__YOUR GOAL__: Every entry, from first to last, is to be written out exactly.

MATERIALS PROVIDED section start

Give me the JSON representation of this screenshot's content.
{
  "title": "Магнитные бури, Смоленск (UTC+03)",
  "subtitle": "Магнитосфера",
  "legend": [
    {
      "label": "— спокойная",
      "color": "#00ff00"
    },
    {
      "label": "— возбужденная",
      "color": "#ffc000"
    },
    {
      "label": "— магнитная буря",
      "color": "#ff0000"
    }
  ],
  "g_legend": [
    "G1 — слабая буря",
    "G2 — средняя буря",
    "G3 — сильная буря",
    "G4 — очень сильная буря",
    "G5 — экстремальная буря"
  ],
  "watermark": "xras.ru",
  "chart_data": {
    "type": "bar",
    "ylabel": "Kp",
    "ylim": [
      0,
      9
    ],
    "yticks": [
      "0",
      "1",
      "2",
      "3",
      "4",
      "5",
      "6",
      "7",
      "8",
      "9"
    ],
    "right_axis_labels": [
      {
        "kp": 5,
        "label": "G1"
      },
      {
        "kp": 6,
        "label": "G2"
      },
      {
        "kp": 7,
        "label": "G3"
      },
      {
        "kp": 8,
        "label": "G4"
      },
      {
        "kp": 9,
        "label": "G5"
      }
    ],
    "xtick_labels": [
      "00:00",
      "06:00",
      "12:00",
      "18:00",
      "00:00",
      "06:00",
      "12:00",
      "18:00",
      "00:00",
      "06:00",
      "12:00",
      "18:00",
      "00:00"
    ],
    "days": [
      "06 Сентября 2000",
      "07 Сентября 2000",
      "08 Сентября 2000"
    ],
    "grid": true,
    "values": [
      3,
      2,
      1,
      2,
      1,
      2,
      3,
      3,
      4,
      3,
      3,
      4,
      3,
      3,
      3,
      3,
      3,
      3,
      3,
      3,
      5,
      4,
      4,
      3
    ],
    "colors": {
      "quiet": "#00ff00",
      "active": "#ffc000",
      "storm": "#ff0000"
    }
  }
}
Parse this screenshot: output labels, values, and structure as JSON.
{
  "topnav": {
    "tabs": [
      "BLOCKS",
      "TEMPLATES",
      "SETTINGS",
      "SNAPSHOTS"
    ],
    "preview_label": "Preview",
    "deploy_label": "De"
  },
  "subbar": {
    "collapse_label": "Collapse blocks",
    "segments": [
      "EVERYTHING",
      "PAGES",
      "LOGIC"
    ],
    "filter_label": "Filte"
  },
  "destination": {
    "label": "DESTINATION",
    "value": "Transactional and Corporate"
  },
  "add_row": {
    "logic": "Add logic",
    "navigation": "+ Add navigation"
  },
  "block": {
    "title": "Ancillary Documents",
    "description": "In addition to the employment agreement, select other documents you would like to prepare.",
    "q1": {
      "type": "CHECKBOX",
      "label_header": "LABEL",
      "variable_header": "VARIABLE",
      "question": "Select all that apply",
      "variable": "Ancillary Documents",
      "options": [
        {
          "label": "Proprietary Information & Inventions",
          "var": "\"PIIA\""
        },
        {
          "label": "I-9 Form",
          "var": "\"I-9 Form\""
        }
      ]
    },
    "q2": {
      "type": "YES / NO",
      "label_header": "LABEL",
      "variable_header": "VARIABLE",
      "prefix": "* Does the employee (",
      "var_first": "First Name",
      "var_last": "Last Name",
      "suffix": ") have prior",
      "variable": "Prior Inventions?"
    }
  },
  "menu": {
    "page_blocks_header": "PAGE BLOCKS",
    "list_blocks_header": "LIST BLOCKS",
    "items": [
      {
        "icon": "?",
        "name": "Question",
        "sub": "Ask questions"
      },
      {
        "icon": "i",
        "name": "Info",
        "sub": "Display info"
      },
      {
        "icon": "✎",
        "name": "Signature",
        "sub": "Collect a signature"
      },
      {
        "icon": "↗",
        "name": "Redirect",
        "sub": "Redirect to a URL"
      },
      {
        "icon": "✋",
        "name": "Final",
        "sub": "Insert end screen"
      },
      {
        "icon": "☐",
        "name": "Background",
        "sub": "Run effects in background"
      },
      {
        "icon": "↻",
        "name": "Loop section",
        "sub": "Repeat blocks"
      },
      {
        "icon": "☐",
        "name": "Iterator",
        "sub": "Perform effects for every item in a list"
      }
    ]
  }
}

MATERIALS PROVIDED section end

__WRITTEN RESPONSE__:
Give me the JSON representation of this screenshot's content.
{
  "title": "Магнитные бури, Смоленск (UTC+03)",
  "subtitle": "Магнитосфера",
  "legend": [
    {
      "label": "— спокойная",
      "color": "#00ff00"
    },
    {
      "label": "— возбужденная",
      "color": "#ffc000"
    },
    {
      "label": "— магнитная буря",
      "color": "#ff0000"
    }
  ],
  "g_legend": [
    "G1 — слабая буря",
    "G2 — средняя буря",
    "G3 — сильная буря",
    "G4 — очень сильная буря",
    "G5 — экстремальная буря"
  ],
  "watermark": "xras.ru",
  "chart_data": {
    "type": "bar",
    "ylabel": "Kp",
    "ylim": [
      0,
      9
    ],
    "yticks": [
      "0",
      "1",
      "2",
      "3",
      "4",
      "5",
      "6",
      "7",
      "8",
      "9"
    ],
    "right_axis_labels": [
      {
        "kp": 5,
        "label": "G1"
      },
      {
        "kp": 6,
        "label": "G2"
      },
      {
        "kp": 7,
        "label": "G3"
      },
      {
        "kp": 8,
        "label": "G4"
      },
      {
        "kp": 9,
        "label": "G5"
      }
    ],
    "xtick_labels": [
      "00:00",
      "06:00",
      "12:00",
      "18:00",
      "00:00",
      "06:00",
      "12:00",
      "18:00",
      "00:00",
      "06:00",
      "12:00",
      "18:00",
      "00:00"
    ],
    "days": [
      "06 Сентября 2000",
      "07 Сентября 2000",
      "08 Сентября 2000"
    ],
    "grid": true,
    "values": [
      3,
      2,
      1,
      2,
      1,
      2,
      3,
      3,
      4,
      3,
      3,
      4,
      3,
      3,
      3,
      3,
      3,
      3,
      3,
      3,
      5,
      4,
      4,
      3
    ],
    "colors": {
      "quiet": "#00ff00",
      "active": "#ffc000",
      "storm": "#ff0000"
    }
  }
}
Parse this screenshot: output labels, values, and structure as JSON.
{
  "topnav": {
    "tabs": [
      "BLOCKS",
      "TEMPLATES",
      "SETTINGS",
      "SNAPSHOTS"
    ],
    "preview_label": "Preview",
    "deploy_label": "De"
  },
  "subbar": {
    "collapse_label": "Collapse blocks",
    "segments": [
      "EVERYTHING",
      "PAGES",
      "LOGIC"
    ],
    "filter_label": "Filte"
  },
  "destination": {
    "label": "DESTINATION",
    "value": "Transactional and Corporate"
  },
  "add_row": {
    "logic": "Add logic",
    "navigation": "+ Add navigation"
  },
  "block": {
    "title": "Ancillary Documents",
    "description": "In addition to the employment agreement, select other documents you would like to prepare.",
    "q1": {
      "type": "CHECKBOX",
      "label_header": "LABEL",
      "variable_header": "VARIABLE",
      "question": "Select all that apply",
      "variable": "Ancillary Documents",
      "options": [
        {
          "label": "Proprietary Information & Inventions",
          "var": "\"PIIA\""
        },
        {
          "label": "I-9 Form",
          "var": "\"I-9 Form\""
        }
      ]
    },
    "q2": {
      "type": "YES / NO",
      "label_header": "LABEL",
      "variable_header": "VARIABLE",
      "prefix": "* Does the employee (",
      "var_first": "First Name",
      "var_last": "Last Name",
      "suffix": ") have prior",
      "variable": "Prior Inventions?"
    }
  },
  "menu": {
    "page_blocks_header": "PAGE BLOCKS",
    "list_blocks_header": "LIST BLOCKS",
    "items": [
      {
        "icon": "?",
        "name": "Question",
        "sub": "Ask questions"
      },
      {
        "icon": "i",
        "name": "Info",
        "sub": "Display info"
      },
      {
        "icon": "✎",
        "name": "Signature",
        "sub": "Collect a signature"
      },
      {
        "icon": "↗",
        "name": "Redirect",
        "sub": "Redirect to a URL"
      },
      {
        "icon": "✋",
        "name": "Final",
        "sub": "Insert end screen"
      },
      {
        "icon": "☐",
        "name": "Background",
        "sub": "Run effects in background"
      },
      {
        "icon": "↻",
        "name": "Loop section",
        "sub": "Repeat blocks"
      },
      {
        "icon": "☐",
        "name": "Iterator",
        "sub": "Perform effects for every item in a list"
      }
    ]
  }
}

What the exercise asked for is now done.